"Now," Marcelo said, "other fish." We quickly caught a few tarihira, which look and fight like souped-up walleyes. We also caught some boga, a shadlike fish that Marcelo tossed into the cooler for dinner. He seemed to have forgotten about piranha, so I started whining again. "If I don't get a piranha now," I explained, "it will never happen." Jay and I would share a boat the next day, and I figured he would have his own ideas about what we should do. (Actually, day two would involve dorado, piranha, biting ants, a sunburn, vanishing frogs, and a delicious piranha dinner, but how could I know?)
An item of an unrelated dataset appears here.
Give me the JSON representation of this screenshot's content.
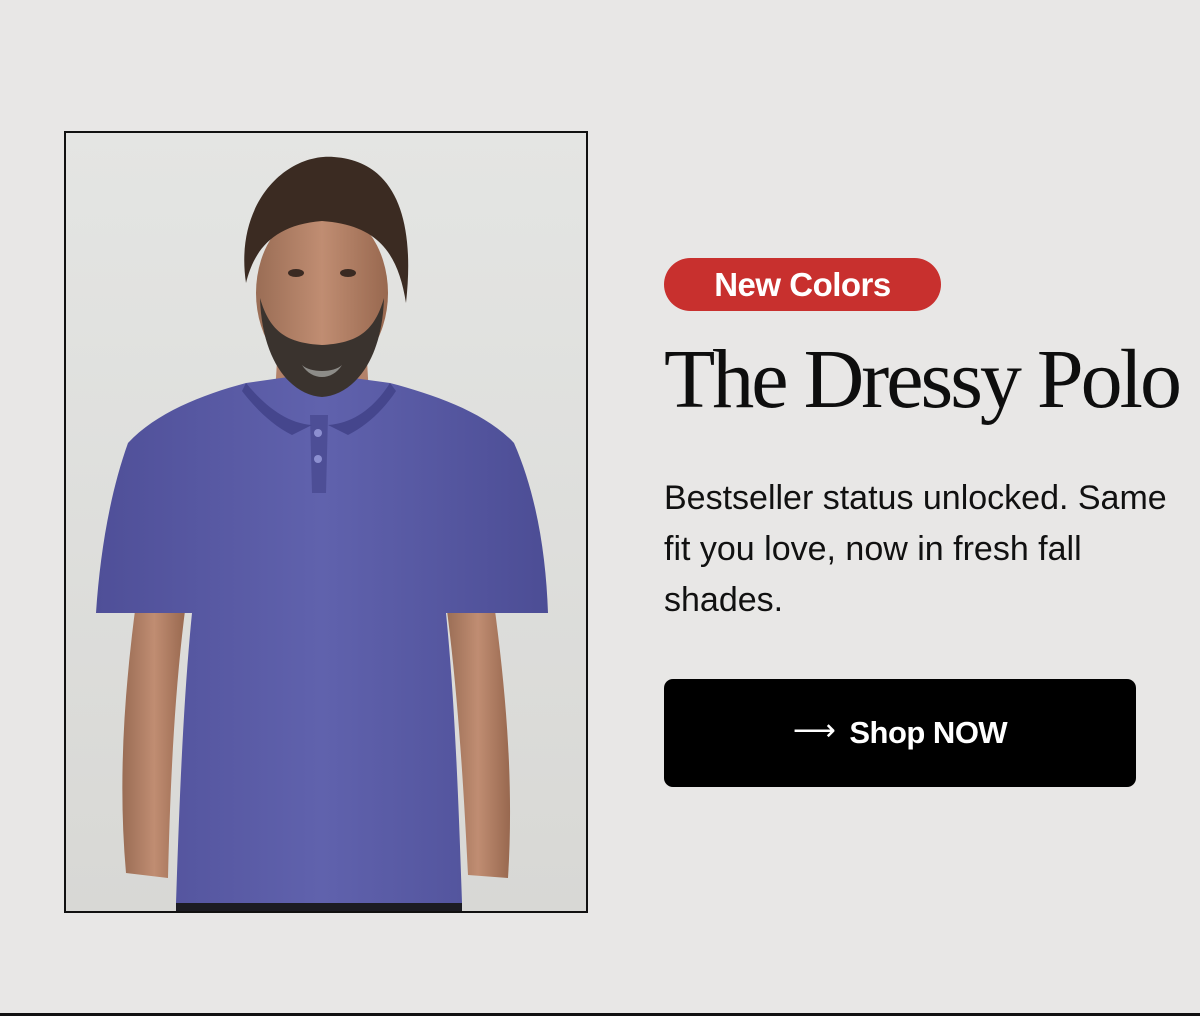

Marcelo motored upstream and then stopped near an ankle-deep marsh. Hundreds of sabalo, which look like carp, were cruising for food in the shallow water, their dorsal and tail fins sticking out above the surface. A flock of herons came flying over, so low their long white wings rippled the water. The sabalo herded ahead of the birds in a great arc, like crumbs being blown off a table. As the fish poured back into the river, something attacked them from beneath in an eruption of splashing water. Wakes sped away, and bits of weeds floated up to the surface amid swirls of muck. I pasted out a cast.
Things then happened in a confused way. I was hooked onto something like an electric paint mixer, which turned out to be a two-pound piranha. The fish was having trouble on both ends: I was reeling it in, and a gang of other piranhas was attacking it from behind. I yanked it into the boat and then noticed blood on my foot. I wiped the top of my foot clean but couldn't find the cut. I checked the bottom. Nothing. Then I looked at the piranha and realized where all the blood was coming from: Its rear half had been eaten off. Marcelo gave me a look that said, Well, there you have it. Then he cranked the boat back to life and began puttering down the winding river path that would lead us home.
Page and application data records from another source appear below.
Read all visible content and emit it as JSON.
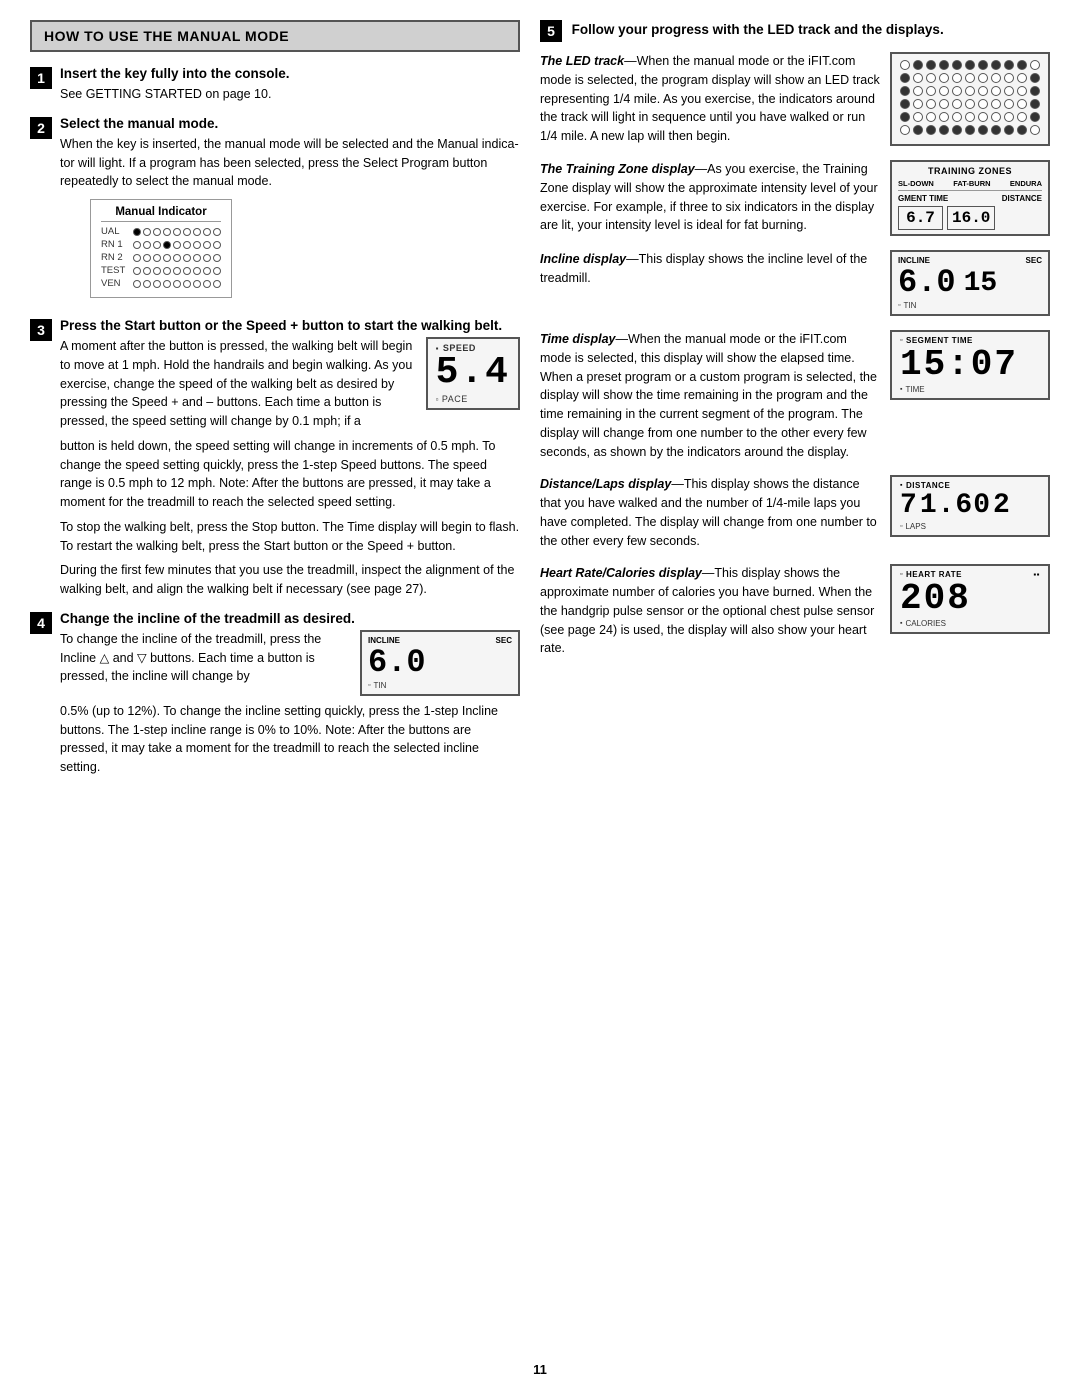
{
  "header": {
    "title": "HOW TO USE THE MANUAL MODE"
  },
  "left": {
    "step1": {
      "num": "1",
      "title": "Insert the key fully into the console.",
      "body": "See GETTING STARTED on page 10."
    },
    "step2": {
      "num": "2",
      "title": "Select the manual mode.",
      "body1": "When the key is inserted, the manual mode will be selected and the Manual indicator will light. If a program has been selected, press the Select Program button repeatedly to select the manual mode.",
      "indicator_title": "Manual Indicator",
      "indicator_rows": [
        {
          "label": "UAL",
          "dots": [
            1,
            0,
            0,
            0,
            0,
            0,
            0,
            0,
            0
          ]
        },
        {
          "label": "RN 1",
          "dots": [
            0,
            0,
            0,
            1,
            0,
            0,
            0,
            0,
            0
          ]
        },
        {
          "label": "RN 2",
          "dots": [
            0,
            0,
            0,
            0,
            0,
            0,
            0,
            0,
            0
          ]
        },
        {
          "label": "TEST",
          "dots": [
            0,
            0,
            0,
            0,
            0,
            0,
            0,
            0,
            0
          ]
        },
        {
          "label": "VEN",
          "dots": [
            0,
            0,
            0,
            0,
            0,
            0,
            0,
            0,
            0
          ]
        }
      ]
    },
    "step3": {
      "num": "3",
      "title": "Press the Start button or the Speed + button to start the walking belt.",
      "body1": "A moment after the button is pressed, the walking belt will begin to move at 1 mph. Hold the handrails and begin walking. As you exercise, change the speed of the walking belt as desired by pressing the Speed + and – buttons. Each time a button is pressed, the speed setting will change by 0.1 mph; if a button is held down, the speed setting will change in increments of 0.5 mph. To change the speed setting quickly, press the 1-step Speed buttons. The speed range is 0.5 mph to 12 mph. Note: After the buttons are pressed, it may take a moment for the treadmill to reach the selected speed setting.",
      "body2": "To stop the walking belt, press the Stop button. The Time display will begin to flash. To restart the walking belt, press the Start button or the Speed + button.",
      "body3": "During the first few minutes that you use the treadmill, inspect the alignment of the walking belt, and align the walking belt if necessary (see page 27).",
      "speed_label": "SPEED",
      "speed_value": "5.4",
      "pace_label": "PACE"
    },
    "step4": {
      "num": "4",
      "title": "Change the incline of the treadmill as desired.",
      "body1": "To change the incline of the treadmill, press the Incline △ and ▽ buttons. Each time a button is pressed, the incline will change by 0.5% (up to 12%). To change the incline setting quickly, press the 1-step Incline buttons. The 1-step incline range is 0% to 10%. Note: After the buttons are pressed, it may take a moment for the treadmill to reach the selected incline setting.",
      "incline_label": "INCLINE",
      "incline_sec_label": "SEC",
      "incline_value": "6.0",
      "time_label": "TIN"
    }
  },
  "right": {
    "step5": {
      "num": "5",
      "title": "Follow your progress with the LED track and the displays."
    },
    "led_track": {
      "label": "LED Track",
      "description_part1": "The LED track",
      "description": "—When the manual mode or the iFIT.com mode is selected, the program display will show an LED track representing 1/4 mile. As you exercise, the indicators around the track will light in sequence until you have walked or run 1/4 mile. A new lap will then begin.",
      "rows": [
        [
          0,
          1,
          1,
          1,
          1,
          1,
          1,
          1,
          1,
          1,
          0
        ],
        [
          1,
          0,
          0,
          0,
          0,
          0,
          0,
          0,
          0,
          0,
          1
        ],
        [
          1,
          0,
          0,
          0,
          0,
          0,
          0,
          0,
          0,
          0,
          1
        ],
        [
          1,
          0,
          0,
          0,
          0,
          0,
          0,
          0,
          0,
          0,
          1
        ],
        [
          1,
          0,
          0,
          0,
          0,
          0,
          0,
          0,
          0,
          0,
          1
        ],
        [
          0,
          1,
          1,
          1,
          1,
          1,
          1,
          1,
          1,
          1,
          0
        ]
      ]
    },
    "training_zones": {
      "label": "Training Zones",
      "header": "TRAINING ZONES",
      "zones": [
        "SL-DOWN",
        "FAT-BURN",
        "ENDURA"
      ],
      "segment_time_label": "SEGMENT TIME",
      "distance_label": "DISTANCE",
      "value1": "6.7",
      "value2": "16.0",
      "description_part1": "The Training Zone dis-",
      "description": "play—As you exercise, the Training Zone display will show the approximate intensity level of your exercise. For example, if three to six indicators in the display are lit, your intensity level is ideal for fat burning."
    },
    "incline_display": {
      "label": "Incline display",
      "incline_label": "INCLINE",
      "sec_label": "SEC",
      "value": "6.0",
      "right_value": "15",
      "time_label": "TIN",
      "description": "—This display shows the incline level of the treadmill."
    },
    "time_display": {
      "label": "Time display",
      "seg_time_label": "SEGMENT TIME",
      "value": "15:07",
      "time_label": "TIME",
      "description": "—When the manual mode or the iFIT.com mode is selected, this display will show the elapsed time. When a preset program or a custom program is selected, the display will show the time remaining in the program and the time remaining in the current segment of the program. The display will change from one number to the other every few seconds, as shown by the indicators around the display."
    },
    "distance_display": {
      "label": "Distance/Laps display",
      "distance_label": "DISTANCE",
      "value1": "7",
      "value2": "1.60",
      "value3": "2",
      "laps_label": "LAPS",
      "description": "—This display shows the distance that you have walked and the number of 1/4-mile laps you have completed. The display will change from one number to the other every few seconds."
    },
    "hr_display": {
      "label": "Heart Rate/Calories display",
      "hr_label": "HEART RATE",
      "value": "208",
      "calories_label": "CALORIES",
      "description": "—This display shows the approximate number of calories you have burned. When the the handgrip pulse sensor or the optional chest pulse sensor (see page 24) is used, the display will also show your heart rate."
    }
  },
  "page_number": "11"
}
ACCESS + RESOURCES
The best times to visit the Iberá wetlands are March to May and September to November (the fishing peaks in December, which is also the hottest month). Buses leave for Mercedes several times a day from Buenos Aires; the capital's massive bus terminal, Terminal de Omnibus de Buenos Aires (011-54-1143-100707), is at the corner of Antártida Argentina and Calle 10 in the Retiro barrio, about 25 miles northeast of the international airport. The nine-hour bus ride costs between $46 and $54. An alternative is to catch a domestic flight on Aerolineas Argentinas ($212 round-trip; 800-333-0276, www.aerolineas.com.ar) from Buenos Aires to the city of Corrientes, capital of the province of the same name. Flights leave from Jorge Newbery Airport, which is a couple miles northeast of downtown Buenos Aires, in the Palermo district. From Corrientes, it's a three-hour bus ride to Mercedes. Estancia El Dorado reservations and pickup arrangements must be made in advance with Carlos Sanchez (011-54-3773-420660, firstname.lastname@example.org). Rates are $250 per day, including lodging, excellent family-style meals, a guide, a boat, and transportation. Book a seven-day trip, including international airfare, for $2,995 (double occupancy) through the U.S.-based Center for Argentina Tourism (800-216-0049, www.argentina-tourism.com).